Helping someone who is experiencing a panic attack can be a challenging experience, but there are a few things you can do to help make the situation more manageable. It’s important to note that some people may be hesitant to share that they are experiencing a panic attack, or even reluctant to receive support, so it’s always a good idea to approach the situation gently and non-judgmentally.
If someone you know is having a panic attack, the following tips may help you to support them:
Recognising when someone is having a panic attack is the first step in helping them
It’s important to understand that panic attacks can present differently for everyone, but some common symptoms to look out for include:
- Racing or pounding heart or heart palpitations
- Trembling or shaking
- Chest pain, tightness or discomfort
- A choking feeling
- Sweating, chills or feeling hot all over
- Nausea or stomach pains
- Feeling short of breath or smothered
- Feeling dizzy, numb, faint, lightheaded or unsteady
- Derealisation (feeling like everything around you doesn’t feel real) or depersonalisation (feeling detached from yourself)
- Fear of losing control or “going crazy”
- Fear of dying
Encourage them to focus on their breathing
Breathing exercises can help to slow down a racing heart and reduce hyperventilation. Encourage the person to take deep, slow breaths. Gently suggest that they breathe in for a count of four, hold for a count of four, and exhale for a count of four. Depending on your relationship with the person, it might even help to do this exercise together.
Although it’s essential to try to get breathing back to a normal rate and rhythm when we’re panicking, for some people focusing on the breath actually increases their anxiety levels. If this is the case, try grounding techniques (see below) instead and then come back to breathing once they feel more settled.

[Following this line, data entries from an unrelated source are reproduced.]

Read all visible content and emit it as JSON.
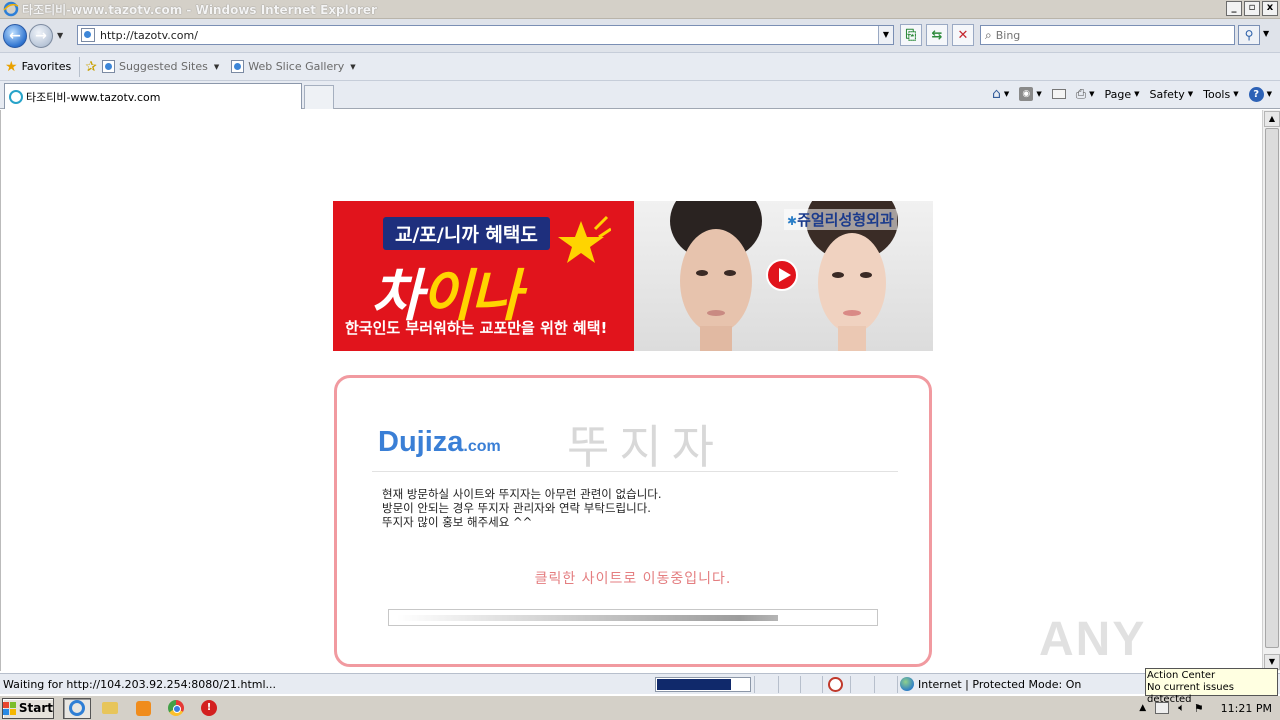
{
  "window": {
    "title": "타조티비-www.tazotv.com - Windows Internet Explorer",
    "controls": [
      "_",
      "▫",
      "x"
    ]
  },
  "address_bar": {
    "url": "http://tazotv.com/",
    "search_placeholder": "Bing"
  },
  "favorites_bar": {
    "favorites_label": "Favorites",
    "suggested_sites_label": "Suggested Sites",
    "web_slice_label": "Web Slice Gallery"
  },
  "tab": {
    "label": "타조티비-www.tazotv.com"
  },
  "command_bar": {
    "page_label": "Page",
    "safety_label": "Safety",
    "tools_label": "Tools"
  },
  "banner": {
    "pill_text": "교/포/니까 혜택도",
    "headline_part1": "차",
    "headline_part2": "이나",
    "subline": "한국인도 부러워하는 교포만을 위한 혜택!",
    "clinic_mark": "✱",
    "clinic_name": "쥬얼리성형외과"
  },
  "card": {
    "brand_main": "Dujiza",
    "brand_suffix": ".com",
    "brand_korean": "뚜지자",
    "message_lines": [
      "현재 방문하실 사이트와 뚜지자는 아무런 관련이 없습니다.",
      "방문이 안되는 경우 뚜지자 관리자와 연락 부탁드립니다.",
      "뚜지자 많이 홍보 해주세요 ^^"
    ],
    "moving_text": "클릭한 사이트로 이동중입니다.",
    "progress_fraction": 0.78
  },
  "watermark": "ANY RUN",
  "status_bar": {
    "status_text": "Waiting for http://104.203.92.254:8080/21.html...",
    "load_progress_fraction": 0.77,
    "zone_text": "Internet | Protected Mode: On"
  },
  "action_center": {
    "title": "Action Center",
    "text": "No current issues detected"
  },
  "taskbar": {
    "start_label": "Start",
    "clock": "11:21 PM"
  },
  "colors": {
    "brand_blue": "#3a7fd6",
    "card_border": "#f19aa0",
    "moving_text": "#e47e80",
    "banner_red": "#e1141c"
  }
}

Remind them that they are not in danger
Panic attacks can be incredibly distressing. Often people feel like they are in danger during an attack, or even that they might die. Reassure the person that they are safe, and the panic attack will pass.
Help them to find a quiet and safe place
Panic attacks can be overwhelming, and it can be helpful to find a quiet and safe space to help the person feel more grounded. This could be a quiet room, a park, or even a bathroom.
Offer a grounding technique
Grounding techniques can help to distract our minds from the physical symptoms of panic. A basic grounding technique is to encourage the person to focus on their surroundings by naming five things that they can see, hear, and touch. For other simple grounding ideas, check out our post about grounding exercises.
Be present and listen
Simply being there for someone who is experiencing a panic attack can be comforting. Listen to their concerns, and offer them support and reassurance. It’s important to let them know that they are not alone.
Consider what might help if there’s a next time
Depending on the nature of your relationship with the person, down the track when the panic attack has passed and the time feels right, you might want to ask them if it would help to have a plan for next time. Having a plan in place, and knowing how you can help, can be useful for both of you.
For ideas, take a look at our other blog post about how to get through a panic attack.
You can’t fix the panic for them
Remember, it’s not your job to “fix” the panic attack. Your role is to offer support and help the person feel safe and grounded. Panic attacks can be scary and overwhelming, but with your help, the person can get through it.
According to Beyondblue, around 40% of Australians have at least one or two panic attacks in their lifetime. So this is an experience many of us will have at some point. If you or someone you know is experiencing panic, it’s a very treatable condition. Our psychologists and therapists can equip you with the knowledge and skills to get on top of panic attacks. To find out more call our friendly Support Team on (03) 9376 1958 or email us at firstname.lastname@example.org.